Brief –
Look through the material below. Copy each line that contains the string "forward".

Information –
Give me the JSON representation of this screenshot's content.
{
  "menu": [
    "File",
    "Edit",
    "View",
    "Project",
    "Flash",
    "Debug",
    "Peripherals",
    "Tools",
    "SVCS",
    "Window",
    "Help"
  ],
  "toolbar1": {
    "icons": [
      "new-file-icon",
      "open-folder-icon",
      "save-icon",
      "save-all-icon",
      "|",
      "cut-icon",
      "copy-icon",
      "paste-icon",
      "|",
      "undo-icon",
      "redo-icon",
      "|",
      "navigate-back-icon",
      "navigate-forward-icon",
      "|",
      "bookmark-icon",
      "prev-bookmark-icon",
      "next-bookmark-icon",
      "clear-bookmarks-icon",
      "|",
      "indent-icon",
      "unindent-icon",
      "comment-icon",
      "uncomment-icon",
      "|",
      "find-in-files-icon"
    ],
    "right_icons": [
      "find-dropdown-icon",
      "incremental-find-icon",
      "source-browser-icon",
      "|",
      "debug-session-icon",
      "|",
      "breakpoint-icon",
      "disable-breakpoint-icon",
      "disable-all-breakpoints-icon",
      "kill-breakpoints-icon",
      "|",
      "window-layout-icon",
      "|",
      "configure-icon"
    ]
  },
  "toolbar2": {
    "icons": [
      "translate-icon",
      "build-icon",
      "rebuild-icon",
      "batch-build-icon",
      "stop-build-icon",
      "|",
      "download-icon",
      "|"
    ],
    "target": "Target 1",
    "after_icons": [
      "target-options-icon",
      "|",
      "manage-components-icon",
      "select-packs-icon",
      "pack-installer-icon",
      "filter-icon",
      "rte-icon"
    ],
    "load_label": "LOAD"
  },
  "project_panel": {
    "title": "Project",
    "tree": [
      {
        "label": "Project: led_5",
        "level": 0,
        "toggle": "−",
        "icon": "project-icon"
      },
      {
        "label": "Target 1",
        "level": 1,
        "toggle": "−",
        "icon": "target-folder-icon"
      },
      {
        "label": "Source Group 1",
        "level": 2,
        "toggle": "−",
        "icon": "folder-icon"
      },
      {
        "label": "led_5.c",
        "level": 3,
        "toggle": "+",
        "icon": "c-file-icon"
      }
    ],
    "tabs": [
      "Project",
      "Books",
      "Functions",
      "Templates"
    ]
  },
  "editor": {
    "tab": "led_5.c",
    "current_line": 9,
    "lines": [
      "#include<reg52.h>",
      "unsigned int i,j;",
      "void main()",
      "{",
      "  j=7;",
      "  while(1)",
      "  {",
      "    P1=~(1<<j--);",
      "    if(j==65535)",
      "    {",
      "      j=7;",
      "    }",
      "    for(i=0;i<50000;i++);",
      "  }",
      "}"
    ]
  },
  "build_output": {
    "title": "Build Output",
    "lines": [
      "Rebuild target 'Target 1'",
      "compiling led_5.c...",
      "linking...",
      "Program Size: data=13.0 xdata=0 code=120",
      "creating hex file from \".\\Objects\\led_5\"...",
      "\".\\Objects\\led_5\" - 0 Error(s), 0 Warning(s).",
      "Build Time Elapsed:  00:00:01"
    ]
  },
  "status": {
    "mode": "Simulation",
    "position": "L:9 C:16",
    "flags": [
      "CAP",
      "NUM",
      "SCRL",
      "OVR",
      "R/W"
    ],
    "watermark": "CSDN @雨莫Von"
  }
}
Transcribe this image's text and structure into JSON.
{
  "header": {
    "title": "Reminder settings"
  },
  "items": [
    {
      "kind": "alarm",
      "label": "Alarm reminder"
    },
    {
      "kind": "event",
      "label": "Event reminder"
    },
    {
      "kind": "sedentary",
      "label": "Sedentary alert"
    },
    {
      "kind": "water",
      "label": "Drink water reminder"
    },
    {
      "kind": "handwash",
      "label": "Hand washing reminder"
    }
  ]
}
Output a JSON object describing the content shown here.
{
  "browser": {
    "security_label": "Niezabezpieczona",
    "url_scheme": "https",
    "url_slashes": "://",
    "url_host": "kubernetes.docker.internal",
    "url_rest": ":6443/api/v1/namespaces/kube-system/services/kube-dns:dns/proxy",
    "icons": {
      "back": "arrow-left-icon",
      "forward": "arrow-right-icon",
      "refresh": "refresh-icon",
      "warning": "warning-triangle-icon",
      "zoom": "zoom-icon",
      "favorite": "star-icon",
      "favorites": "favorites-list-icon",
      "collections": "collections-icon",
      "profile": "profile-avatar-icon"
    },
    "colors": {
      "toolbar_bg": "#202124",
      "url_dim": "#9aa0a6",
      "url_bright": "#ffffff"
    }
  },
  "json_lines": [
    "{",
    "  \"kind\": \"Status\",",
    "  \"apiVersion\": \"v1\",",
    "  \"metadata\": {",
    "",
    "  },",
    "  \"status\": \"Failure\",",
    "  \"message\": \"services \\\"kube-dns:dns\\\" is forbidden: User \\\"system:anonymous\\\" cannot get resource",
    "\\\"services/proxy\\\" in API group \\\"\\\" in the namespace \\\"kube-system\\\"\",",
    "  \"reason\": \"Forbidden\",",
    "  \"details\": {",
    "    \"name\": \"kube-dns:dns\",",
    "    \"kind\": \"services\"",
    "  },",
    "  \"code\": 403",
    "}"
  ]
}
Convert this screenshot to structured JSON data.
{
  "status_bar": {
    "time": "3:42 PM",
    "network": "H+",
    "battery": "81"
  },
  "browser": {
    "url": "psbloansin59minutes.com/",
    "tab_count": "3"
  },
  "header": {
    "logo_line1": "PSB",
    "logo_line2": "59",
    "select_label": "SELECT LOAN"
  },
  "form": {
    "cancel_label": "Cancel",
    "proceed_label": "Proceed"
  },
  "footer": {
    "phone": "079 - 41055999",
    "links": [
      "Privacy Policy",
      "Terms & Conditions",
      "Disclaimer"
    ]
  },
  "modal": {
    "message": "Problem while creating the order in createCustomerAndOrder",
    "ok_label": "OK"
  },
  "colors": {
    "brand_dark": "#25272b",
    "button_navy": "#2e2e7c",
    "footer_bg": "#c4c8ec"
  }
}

Response area –
      "navigate-forward-icon",
      "forward": "arrow-right-icon",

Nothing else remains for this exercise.